This is the nub of the complaints against Maclean's: They're objecting to a Canadian magazine quoting accurately the statements of leading Muslims. And at least two of Canada's ‘human rights' commissions, to their shame, have accepted their
absurd proposition that accurately quoting leading Muslims is somehow ‘Islamophobic'.
According to this report, The CHRC concluded last week that the views in the article: When considered as a whole and in context, are not of an extreme nature, as defined by the Supreme Court.
But The Commission noted that Steyn's writing is: Polemical, colourful and emphatic, and was obviously calculated to excite discussion and even offend certain readers, Muslim and non-Muslim alike.
Nothing wrong with that, in any country that values freedom of expression!
Fitna , the short feature film on Islam and violence put together by MP Geert Wilders does not break the law, the Duthc public prosecution department has said.
In addition, a number of statements about Islam made by Wilders over the past few months are also within legal limits, ANP reported Amsterdam's chief public prosecutor Leo de Wit as saying.
Some 40 individuals and largely Muslim organisations have accused Wilders of encouraging religious hatred.
According to NOS, no action is being taken against Wilders because he attacks Islam as a religion but not its followers While his comments are sometimes offensive, Wilders does not overstep any boundaries, the public prosecution department said.
A Dutch anti-discrimination group, The Netherlands Shows its Colours, said it would appeal the prosecutors' decision.
New Tang Dynasty Television (NTDTV)'s broadcasts into Asia have been disrupted since June 16, 2008, with some fearing that it is
an extension of the Chinese Communist Party's media censorship.
NTD is one of the few independent television networks broadcasting into mainland China and carries many reports on issues such as Falun Gong, Tibet, human rights in China, and the international movement to quit the Chinese Communist Party.
The satellite provider, EutelSat, told the New York-headquartered station that their W5 satellite unexpectedly stopped because of a "technical anomaly," and that they did not know when it could be repaired.
EutelSat told the station that four of the five transponders for the satellite had experienced an anomaly to part of its power generator subsystem, which affects the operating transponders used by NTD and prevents NTD from using the
This incident has meant a complete shutdown of NTD's broadcasts into Asia.
California's governor and attorney general are asking Internet service providers to follow the lead of Verizon Communications, Time Warner Cable, and Sprint in blocking the wide ranging Usenet.
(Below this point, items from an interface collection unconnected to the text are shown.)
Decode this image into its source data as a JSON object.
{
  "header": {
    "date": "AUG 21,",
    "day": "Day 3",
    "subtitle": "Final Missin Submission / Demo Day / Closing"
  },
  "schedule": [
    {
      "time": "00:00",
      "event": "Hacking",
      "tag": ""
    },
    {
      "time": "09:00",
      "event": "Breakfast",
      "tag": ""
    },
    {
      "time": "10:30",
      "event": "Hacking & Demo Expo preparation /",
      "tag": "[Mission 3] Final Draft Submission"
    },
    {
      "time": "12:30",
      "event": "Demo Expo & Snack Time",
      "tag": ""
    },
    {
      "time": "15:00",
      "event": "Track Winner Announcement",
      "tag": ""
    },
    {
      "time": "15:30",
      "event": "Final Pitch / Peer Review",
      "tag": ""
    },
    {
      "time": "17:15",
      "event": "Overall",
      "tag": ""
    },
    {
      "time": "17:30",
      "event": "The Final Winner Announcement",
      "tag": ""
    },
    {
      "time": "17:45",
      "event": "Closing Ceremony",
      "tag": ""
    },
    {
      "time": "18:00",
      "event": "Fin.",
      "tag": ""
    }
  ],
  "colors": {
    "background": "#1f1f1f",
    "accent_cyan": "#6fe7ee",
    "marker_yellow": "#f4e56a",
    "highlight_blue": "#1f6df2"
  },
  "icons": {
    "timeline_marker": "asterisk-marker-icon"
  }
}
This is over concerns that a few news groups are used to
disseminate child porn.
Protecting the safety of our children must be a top priority, not just for government, but also for businesses with the direct power to reduce the ability to conduct illegal activity, they said in a joint letter to the California Internet Service
Schwarzenegger and Brown said in their letter that it's important that ISPs in California take action that is similar to the steps Verizon, Time Warner, and Sprint have agreed to in New York. The Internet Service Provider Association is the largest
association of Internet service providers in the country, representing more than 100 ISPs. These providers include small ISPs, as well as big ones such as AT&T and AOL.
While no one disagrees that distributing child pornography is illegal, some civil liberty experts worry that the way in which ISPs will block access to it could limit free speech for people discussing and distributing perfectly legal content.
For example, Time Warner Cable said it will cease to offer customers access to any Usenet newsgroups, a decision that will affect customers nationwide. Sprint said it would no longer offer any of the tens of thousands of alt.* Usenet newsgroups.
Verizon's plan is to eliminate some "fairly broad newsgroup areas."
My colleague Declan McCullagh points out in a story he wrote following the New York announcement that this tactic will most likely silence thousands of legitimate user groups that use the alt.* hierarchy for Usenet discussions.